MEXICO CITY, Oct 18, (AP): Leonel Mendoza fishes every day in a reservoir surrounded by forest and mountains in the southern Mexico state of Chiapas. But in recent days, he also has been ferrying curious passengers out to see the remains of a colonial-era church that has emerged from the receding waters.

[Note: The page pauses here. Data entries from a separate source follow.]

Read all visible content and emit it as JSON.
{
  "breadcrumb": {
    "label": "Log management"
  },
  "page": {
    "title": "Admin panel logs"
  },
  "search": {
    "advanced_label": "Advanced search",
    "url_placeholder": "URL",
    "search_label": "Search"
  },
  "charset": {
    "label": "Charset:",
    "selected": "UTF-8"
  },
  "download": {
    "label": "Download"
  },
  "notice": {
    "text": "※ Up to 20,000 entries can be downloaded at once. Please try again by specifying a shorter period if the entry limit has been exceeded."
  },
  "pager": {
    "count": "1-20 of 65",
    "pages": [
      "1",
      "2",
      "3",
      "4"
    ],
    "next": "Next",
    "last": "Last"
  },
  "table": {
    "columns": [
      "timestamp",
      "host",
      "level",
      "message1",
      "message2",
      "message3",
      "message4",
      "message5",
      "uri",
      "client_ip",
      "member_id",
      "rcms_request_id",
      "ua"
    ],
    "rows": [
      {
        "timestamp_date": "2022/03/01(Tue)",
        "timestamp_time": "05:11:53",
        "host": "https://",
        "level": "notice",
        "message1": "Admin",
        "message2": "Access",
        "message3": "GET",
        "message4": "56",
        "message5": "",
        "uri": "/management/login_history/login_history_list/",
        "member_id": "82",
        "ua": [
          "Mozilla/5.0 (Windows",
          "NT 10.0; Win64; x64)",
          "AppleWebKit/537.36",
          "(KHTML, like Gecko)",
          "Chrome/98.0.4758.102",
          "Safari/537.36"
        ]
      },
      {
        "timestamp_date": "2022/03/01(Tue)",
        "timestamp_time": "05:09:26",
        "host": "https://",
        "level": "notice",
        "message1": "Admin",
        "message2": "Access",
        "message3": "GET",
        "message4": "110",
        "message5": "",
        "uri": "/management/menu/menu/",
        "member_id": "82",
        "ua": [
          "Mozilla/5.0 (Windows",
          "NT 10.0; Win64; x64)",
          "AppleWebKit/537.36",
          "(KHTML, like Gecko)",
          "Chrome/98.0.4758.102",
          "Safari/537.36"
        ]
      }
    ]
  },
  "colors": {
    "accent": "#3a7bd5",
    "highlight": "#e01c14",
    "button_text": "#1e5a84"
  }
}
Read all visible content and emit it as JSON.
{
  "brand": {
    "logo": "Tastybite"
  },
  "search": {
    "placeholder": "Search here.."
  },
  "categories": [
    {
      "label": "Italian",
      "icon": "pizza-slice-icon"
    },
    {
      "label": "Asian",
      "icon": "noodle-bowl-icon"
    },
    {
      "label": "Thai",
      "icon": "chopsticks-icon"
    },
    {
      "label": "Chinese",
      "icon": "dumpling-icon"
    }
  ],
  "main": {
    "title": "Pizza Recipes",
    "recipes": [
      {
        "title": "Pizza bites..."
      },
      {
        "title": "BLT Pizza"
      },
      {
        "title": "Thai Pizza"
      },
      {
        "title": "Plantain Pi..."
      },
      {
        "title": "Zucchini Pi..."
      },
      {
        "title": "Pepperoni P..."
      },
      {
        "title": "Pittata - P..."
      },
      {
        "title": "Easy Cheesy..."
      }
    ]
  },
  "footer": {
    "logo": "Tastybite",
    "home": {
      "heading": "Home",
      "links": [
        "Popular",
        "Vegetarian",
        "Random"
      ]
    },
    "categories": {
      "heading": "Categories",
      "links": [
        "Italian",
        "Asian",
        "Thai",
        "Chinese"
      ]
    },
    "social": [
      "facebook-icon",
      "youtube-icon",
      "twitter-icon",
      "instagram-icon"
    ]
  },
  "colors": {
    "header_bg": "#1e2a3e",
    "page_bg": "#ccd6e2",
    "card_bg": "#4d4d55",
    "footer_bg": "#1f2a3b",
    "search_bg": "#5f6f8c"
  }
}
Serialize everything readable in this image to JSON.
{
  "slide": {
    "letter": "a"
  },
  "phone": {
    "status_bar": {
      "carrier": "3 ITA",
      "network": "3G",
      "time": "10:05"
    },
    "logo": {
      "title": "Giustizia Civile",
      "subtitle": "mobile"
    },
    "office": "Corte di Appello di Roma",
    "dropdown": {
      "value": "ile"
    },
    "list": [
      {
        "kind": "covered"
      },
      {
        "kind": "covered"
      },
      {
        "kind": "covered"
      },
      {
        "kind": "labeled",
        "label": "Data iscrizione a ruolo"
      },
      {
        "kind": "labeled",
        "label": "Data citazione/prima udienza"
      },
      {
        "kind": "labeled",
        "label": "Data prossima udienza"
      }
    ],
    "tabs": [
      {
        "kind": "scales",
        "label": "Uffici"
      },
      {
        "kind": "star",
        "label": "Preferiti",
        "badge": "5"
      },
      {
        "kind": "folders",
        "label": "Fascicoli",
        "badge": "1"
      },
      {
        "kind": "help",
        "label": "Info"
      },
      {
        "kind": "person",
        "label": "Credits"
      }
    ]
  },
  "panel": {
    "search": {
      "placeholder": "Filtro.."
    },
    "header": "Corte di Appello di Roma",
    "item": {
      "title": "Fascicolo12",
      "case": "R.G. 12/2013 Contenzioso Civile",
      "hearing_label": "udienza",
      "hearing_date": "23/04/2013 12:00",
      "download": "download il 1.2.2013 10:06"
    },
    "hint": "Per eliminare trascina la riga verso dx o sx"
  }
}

A drought this year has hit the watershed of the Grijalva river, dropping the water level in the Nezahualcoyotl reservoir by 25 meters (82 feet). It is the second time a drop in the reservoir has revealed the church since it was flooded when the dam was completed in 1966. In 2002, the water was so low visitors could walk inside the church. “The people celebrated. They came to eat, to hang out, to do business. I sold them fried fish. They did processions around the church,” Mendoza recalled during a telephone interview Friday